  • He set up his first Khoya Paya Shivir (Lost and Found) camp in 1946 and has covered five Maha Kumbh festivals (which fall once in 12 years), six half-Kumbh and 56 Magh melas that are held every January

  • As the huge throngs come for a holy dip at the confluence of three of Hinduism's holiest rivers - the Ganges, the Yamuna and the mythical Saraswati - thousands get separated from their family. Mr Tiwari's job is to unite them with their families.

"I first came here in 1945 with my friends to have a look around. There was no facility then, and few visitors. Since then I have covered 11 Kumbh Melas and 51 annual fairs," Mr Tiwari says.
When he set up his first camp during the fair in 1946, 870 people were separated from their families. During the last festival in 2001, the number had risen to 122,766 people.

  • Better known as "Bhule Bhatke Tiwari" or "Lost and found Tiwari", he has so far helped more than 633,000 lost people find their families again.

Source: The man who reunites families

5 March 2016

What is Personality?

"A man comes; you know he is very learned, his
language is beautiful, and he speaks to you by
the hour; but he does not make any impression.
Another man comes, and he speaks a few words,
not well arranged, ungrammatical perhaps; all the
same, he makes an immense impression.

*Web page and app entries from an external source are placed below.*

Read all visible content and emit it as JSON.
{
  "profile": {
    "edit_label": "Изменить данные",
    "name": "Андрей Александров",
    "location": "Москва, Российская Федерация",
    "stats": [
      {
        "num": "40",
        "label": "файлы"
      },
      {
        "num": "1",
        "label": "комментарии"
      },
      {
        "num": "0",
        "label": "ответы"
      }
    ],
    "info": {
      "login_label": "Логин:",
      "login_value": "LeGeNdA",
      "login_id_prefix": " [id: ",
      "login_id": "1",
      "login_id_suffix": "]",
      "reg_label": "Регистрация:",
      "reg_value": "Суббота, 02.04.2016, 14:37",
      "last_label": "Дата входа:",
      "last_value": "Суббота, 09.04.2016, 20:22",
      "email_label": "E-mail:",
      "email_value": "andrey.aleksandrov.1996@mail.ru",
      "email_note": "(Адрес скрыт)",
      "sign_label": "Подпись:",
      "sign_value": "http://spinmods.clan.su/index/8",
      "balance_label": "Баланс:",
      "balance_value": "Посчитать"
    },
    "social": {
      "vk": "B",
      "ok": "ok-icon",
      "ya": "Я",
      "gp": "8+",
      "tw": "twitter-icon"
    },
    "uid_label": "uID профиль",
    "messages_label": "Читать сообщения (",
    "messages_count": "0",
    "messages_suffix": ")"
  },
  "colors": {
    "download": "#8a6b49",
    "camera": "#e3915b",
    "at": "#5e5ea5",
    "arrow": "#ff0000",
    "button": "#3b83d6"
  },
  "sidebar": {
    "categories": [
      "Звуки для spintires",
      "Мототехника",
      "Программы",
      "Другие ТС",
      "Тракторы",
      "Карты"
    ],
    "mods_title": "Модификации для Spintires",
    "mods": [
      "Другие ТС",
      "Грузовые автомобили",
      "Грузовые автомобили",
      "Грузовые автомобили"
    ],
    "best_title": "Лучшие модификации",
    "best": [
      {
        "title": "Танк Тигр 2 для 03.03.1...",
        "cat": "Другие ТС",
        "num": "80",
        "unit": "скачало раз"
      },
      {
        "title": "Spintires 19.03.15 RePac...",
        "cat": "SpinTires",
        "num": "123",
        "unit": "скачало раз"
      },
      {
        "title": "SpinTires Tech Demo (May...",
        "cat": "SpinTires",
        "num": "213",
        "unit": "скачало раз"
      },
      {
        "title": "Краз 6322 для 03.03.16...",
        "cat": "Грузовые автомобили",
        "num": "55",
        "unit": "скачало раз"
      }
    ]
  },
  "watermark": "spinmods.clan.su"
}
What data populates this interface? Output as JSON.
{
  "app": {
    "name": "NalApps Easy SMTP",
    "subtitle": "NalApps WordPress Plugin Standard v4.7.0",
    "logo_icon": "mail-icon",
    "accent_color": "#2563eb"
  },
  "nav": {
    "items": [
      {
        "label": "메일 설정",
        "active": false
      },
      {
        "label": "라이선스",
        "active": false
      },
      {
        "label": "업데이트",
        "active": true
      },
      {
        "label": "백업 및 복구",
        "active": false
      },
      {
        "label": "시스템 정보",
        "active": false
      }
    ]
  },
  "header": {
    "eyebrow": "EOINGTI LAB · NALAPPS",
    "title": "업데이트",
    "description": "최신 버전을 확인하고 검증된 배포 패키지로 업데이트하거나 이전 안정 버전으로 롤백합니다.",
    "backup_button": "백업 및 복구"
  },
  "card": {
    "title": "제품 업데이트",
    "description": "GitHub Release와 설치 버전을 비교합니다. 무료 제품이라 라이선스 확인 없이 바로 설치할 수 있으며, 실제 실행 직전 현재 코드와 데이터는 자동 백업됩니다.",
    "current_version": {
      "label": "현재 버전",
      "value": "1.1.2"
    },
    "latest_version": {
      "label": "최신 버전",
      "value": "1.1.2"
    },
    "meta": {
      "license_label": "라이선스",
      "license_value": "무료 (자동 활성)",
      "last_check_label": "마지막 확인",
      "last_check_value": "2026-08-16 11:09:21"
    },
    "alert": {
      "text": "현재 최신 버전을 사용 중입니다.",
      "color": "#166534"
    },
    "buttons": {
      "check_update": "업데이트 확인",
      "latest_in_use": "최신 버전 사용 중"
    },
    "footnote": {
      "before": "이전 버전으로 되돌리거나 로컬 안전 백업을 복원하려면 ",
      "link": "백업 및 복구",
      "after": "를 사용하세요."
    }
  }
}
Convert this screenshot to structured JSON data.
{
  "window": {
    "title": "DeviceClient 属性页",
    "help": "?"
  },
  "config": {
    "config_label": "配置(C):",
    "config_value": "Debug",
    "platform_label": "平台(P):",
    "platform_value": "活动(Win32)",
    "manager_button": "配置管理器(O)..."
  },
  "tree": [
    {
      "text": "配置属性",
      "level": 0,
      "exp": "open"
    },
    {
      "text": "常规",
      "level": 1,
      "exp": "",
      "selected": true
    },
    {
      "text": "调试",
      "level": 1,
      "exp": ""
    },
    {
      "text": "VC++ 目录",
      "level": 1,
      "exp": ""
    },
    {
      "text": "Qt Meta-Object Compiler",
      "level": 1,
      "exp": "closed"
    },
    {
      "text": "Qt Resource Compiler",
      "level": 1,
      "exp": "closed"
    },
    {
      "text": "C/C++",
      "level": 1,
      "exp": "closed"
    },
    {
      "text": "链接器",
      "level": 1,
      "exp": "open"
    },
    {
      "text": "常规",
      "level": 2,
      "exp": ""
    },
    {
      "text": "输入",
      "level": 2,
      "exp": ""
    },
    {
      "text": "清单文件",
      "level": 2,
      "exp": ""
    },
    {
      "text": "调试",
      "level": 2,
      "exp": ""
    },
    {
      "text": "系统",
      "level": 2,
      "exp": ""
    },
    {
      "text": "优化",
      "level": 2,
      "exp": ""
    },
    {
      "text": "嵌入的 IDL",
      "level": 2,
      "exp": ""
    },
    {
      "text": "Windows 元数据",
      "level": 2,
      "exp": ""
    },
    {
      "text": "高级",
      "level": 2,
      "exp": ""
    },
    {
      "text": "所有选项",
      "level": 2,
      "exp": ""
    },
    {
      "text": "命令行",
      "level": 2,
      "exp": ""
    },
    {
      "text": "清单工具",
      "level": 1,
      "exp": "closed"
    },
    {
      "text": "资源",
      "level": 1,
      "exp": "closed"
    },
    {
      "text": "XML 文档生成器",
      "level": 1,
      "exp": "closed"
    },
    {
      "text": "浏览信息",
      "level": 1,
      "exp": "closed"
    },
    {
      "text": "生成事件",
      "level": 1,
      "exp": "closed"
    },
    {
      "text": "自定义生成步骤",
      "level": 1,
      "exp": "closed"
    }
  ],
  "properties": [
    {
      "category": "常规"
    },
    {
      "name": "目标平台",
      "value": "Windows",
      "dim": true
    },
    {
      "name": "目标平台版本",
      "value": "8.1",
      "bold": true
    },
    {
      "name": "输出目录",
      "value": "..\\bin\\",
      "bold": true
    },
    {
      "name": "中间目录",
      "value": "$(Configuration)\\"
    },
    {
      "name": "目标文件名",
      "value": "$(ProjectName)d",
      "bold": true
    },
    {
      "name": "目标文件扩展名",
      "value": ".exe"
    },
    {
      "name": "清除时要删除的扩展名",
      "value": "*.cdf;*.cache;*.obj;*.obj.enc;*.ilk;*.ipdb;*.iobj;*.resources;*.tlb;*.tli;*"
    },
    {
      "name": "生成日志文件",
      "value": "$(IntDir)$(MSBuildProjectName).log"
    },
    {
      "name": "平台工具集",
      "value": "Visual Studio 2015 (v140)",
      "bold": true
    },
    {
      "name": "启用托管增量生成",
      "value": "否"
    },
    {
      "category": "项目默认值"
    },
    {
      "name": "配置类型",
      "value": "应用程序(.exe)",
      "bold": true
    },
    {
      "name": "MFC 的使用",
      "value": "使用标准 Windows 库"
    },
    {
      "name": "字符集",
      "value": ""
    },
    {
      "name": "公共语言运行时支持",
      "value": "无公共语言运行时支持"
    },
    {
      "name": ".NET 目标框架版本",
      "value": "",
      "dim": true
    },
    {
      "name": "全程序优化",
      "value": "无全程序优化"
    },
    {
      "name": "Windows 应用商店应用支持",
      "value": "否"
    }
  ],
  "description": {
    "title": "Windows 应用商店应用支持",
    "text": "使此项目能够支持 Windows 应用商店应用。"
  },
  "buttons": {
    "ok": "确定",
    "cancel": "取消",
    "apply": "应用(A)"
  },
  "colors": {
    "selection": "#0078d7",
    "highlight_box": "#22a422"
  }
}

Many of
you have seen that. So it is evident that words alone
cannot always produce an impression. Words,
even thoughts contribute only one-third of the
in"uence in making an impression, the man, two-
thirds. What you call the personal magnetism of
the man — that is what goes out and impresses you."

21 January 2016

Importance of TIME..........

Imagine there is a bank, which credits your account each morning with Rs 86,400, carries over no balance from day to day, allows you to keep no cash balance, and every evening cancels whatever part of the amount you had failed to use during the day. What would you do? Draw out every pence, of course!
Well, everyone has such a bank. Its name is Time.
Every morning, it credits you with 86,400 seconds. Every night it writes off, as lost, whatever of this you have failed to invest to good purpose. It carries over no balance. It allows no overdraft. Each day it opens a new account for you. Each night it burns the records of the day. If you fail to use the day's deposits, the loss is yours.
There is no going back. There is no drawing against the "tomorrow."
Therefore, there is never not enough time or too much time. Time management is decided by us alone and nobody else. It is never the case of us not having enough time to do things, but the case of whether we want to do it.